Input section start
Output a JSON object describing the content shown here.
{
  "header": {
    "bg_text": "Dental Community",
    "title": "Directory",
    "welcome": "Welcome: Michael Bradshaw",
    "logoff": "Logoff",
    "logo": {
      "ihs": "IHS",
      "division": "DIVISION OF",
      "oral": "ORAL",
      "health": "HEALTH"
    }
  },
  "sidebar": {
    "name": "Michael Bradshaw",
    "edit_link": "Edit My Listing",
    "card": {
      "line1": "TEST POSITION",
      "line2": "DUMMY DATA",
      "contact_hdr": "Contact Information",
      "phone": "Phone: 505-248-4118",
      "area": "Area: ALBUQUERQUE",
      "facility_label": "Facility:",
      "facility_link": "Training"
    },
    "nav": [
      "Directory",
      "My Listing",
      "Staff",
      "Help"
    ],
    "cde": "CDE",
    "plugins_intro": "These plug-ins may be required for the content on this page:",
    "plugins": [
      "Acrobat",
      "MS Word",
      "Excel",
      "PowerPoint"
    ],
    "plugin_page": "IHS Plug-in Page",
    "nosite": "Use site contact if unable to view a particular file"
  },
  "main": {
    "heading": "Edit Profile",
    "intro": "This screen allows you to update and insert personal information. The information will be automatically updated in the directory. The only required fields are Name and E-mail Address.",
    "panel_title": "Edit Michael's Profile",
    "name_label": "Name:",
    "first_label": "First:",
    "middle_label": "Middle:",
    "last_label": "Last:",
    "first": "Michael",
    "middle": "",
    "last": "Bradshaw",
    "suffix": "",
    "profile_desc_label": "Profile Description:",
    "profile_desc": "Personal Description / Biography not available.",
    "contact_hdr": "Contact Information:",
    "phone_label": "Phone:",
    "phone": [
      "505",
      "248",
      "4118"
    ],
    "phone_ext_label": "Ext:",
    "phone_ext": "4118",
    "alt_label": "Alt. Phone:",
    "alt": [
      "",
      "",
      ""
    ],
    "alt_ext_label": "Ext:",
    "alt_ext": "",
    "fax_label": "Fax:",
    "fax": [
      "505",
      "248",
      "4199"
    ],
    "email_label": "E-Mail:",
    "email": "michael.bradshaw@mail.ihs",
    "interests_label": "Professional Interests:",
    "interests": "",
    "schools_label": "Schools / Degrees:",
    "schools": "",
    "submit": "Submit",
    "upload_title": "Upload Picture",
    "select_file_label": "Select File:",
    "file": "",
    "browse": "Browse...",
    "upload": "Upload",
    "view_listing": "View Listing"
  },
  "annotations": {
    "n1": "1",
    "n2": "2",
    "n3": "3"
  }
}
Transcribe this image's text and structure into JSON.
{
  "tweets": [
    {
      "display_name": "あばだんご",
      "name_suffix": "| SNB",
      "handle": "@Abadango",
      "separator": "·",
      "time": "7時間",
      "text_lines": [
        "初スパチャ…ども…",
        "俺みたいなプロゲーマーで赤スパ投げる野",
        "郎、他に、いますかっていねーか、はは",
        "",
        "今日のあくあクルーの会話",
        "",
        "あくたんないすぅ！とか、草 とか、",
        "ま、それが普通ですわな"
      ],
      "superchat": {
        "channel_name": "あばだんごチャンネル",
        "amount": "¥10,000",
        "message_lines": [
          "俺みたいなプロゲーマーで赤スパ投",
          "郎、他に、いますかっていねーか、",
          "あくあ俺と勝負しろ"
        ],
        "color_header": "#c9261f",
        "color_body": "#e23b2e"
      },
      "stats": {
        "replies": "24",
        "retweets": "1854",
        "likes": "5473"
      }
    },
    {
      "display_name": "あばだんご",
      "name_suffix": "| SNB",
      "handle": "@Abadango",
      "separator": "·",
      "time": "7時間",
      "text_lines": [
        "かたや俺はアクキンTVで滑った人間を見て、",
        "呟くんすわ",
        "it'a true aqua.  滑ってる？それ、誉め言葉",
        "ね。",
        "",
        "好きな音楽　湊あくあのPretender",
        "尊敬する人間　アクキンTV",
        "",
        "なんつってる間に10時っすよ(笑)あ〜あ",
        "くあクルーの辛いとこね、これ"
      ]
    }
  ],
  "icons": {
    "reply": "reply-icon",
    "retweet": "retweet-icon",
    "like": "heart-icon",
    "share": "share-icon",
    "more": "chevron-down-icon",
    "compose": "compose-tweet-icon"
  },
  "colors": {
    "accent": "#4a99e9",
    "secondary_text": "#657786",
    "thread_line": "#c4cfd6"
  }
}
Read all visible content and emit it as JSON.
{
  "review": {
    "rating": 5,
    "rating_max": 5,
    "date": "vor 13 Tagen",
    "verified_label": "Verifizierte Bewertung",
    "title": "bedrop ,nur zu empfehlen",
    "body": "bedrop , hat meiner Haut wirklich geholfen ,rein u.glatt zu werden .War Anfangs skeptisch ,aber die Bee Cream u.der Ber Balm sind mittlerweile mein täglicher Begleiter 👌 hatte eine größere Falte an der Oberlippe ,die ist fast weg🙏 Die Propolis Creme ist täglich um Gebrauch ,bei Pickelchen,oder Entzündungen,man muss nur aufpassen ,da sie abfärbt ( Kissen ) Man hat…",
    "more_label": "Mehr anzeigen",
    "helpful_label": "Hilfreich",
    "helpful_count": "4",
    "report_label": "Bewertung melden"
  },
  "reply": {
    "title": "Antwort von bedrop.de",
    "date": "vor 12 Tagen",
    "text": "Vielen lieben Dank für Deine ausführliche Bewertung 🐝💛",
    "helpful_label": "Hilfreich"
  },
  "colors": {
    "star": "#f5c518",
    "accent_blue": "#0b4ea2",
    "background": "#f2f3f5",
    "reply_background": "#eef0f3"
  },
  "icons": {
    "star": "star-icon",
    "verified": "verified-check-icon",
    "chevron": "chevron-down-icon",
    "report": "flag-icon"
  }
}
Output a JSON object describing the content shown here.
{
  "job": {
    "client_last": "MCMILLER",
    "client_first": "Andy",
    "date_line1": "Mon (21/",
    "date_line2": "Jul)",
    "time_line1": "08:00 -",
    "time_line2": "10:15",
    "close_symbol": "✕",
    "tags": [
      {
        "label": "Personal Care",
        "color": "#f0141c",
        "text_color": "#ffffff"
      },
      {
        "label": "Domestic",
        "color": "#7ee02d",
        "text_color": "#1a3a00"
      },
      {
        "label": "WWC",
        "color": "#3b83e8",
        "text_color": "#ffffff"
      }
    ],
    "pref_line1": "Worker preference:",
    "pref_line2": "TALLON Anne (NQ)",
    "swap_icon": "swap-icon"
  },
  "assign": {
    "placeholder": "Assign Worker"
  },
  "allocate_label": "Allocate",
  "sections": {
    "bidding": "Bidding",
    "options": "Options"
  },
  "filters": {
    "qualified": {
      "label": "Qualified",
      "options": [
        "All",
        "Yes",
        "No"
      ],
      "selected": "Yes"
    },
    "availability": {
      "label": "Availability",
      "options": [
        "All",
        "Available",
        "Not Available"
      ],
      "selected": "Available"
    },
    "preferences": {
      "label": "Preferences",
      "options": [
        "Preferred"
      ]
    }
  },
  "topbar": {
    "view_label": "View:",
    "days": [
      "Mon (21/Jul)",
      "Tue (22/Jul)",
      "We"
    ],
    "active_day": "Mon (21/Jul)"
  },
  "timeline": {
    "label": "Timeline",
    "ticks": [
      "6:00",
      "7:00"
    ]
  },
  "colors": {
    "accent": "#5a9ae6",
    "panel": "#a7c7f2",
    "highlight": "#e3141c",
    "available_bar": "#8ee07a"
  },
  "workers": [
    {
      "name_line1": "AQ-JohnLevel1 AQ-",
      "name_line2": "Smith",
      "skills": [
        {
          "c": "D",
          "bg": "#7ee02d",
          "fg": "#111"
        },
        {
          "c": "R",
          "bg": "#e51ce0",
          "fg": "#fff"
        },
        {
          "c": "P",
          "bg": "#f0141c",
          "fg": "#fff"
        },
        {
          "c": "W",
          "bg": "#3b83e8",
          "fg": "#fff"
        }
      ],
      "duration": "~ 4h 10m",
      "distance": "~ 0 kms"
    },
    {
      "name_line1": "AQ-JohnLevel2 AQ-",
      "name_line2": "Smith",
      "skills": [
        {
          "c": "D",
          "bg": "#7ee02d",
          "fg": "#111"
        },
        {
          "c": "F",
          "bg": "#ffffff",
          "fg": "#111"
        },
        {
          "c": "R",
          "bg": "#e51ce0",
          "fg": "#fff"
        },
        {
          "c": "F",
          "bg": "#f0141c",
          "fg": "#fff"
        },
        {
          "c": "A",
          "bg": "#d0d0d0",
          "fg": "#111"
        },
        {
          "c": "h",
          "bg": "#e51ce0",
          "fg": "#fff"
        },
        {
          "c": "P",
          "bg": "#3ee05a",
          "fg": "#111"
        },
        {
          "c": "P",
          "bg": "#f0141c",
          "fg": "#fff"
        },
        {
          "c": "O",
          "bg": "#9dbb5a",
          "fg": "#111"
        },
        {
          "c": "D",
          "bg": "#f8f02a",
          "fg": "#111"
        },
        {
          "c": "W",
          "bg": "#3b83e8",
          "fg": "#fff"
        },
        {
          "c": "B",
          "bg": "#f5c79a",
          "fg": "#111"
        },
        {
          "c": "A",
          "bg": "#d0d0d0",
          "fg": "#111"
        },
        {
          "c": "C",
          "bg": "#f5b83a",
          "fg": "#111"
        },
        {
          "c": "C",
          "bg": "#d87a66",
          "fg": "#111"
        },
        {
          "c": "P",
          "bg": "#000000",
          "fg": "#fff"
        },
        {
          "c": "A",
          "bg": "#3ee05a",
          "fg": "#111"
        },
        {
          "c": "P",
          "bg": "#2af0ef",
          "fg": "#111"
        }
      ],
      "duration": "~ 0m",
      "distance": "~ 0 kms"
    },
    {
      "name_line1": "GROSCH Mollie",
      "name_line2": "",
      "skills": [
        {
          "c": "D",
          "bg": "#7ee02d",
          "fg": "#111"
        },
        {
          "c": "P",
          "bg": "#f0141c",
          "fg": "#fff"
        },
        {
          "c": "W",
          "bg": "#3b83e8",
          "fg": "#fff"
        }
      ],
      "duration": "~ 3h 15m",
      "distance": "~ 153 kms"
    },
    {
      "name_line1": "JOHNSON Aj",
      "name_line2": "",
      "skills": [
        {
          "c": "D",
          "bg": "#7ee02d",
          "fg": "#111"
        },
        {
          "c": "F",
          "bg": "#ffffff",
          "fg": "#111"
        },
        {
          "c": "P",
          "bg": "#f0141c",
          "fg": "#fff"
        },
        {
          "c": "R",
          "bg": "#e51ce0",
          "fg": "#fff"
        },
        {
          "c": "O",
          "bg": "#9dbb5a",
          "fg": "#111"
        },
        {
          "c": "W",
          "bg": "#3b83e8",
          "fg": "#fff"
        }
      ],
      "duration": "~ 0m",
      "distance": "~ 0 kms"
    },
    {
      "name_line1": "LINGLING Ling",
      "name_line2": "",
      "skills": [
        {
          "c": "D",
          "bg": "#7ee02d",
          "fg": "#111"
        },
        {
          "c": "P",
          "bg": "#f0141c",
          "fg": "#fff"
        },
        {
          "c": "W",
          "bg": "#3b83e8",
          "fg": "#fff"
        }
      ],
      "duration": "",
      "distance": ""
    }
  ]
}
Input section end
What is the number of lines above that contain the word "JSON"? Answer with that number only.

4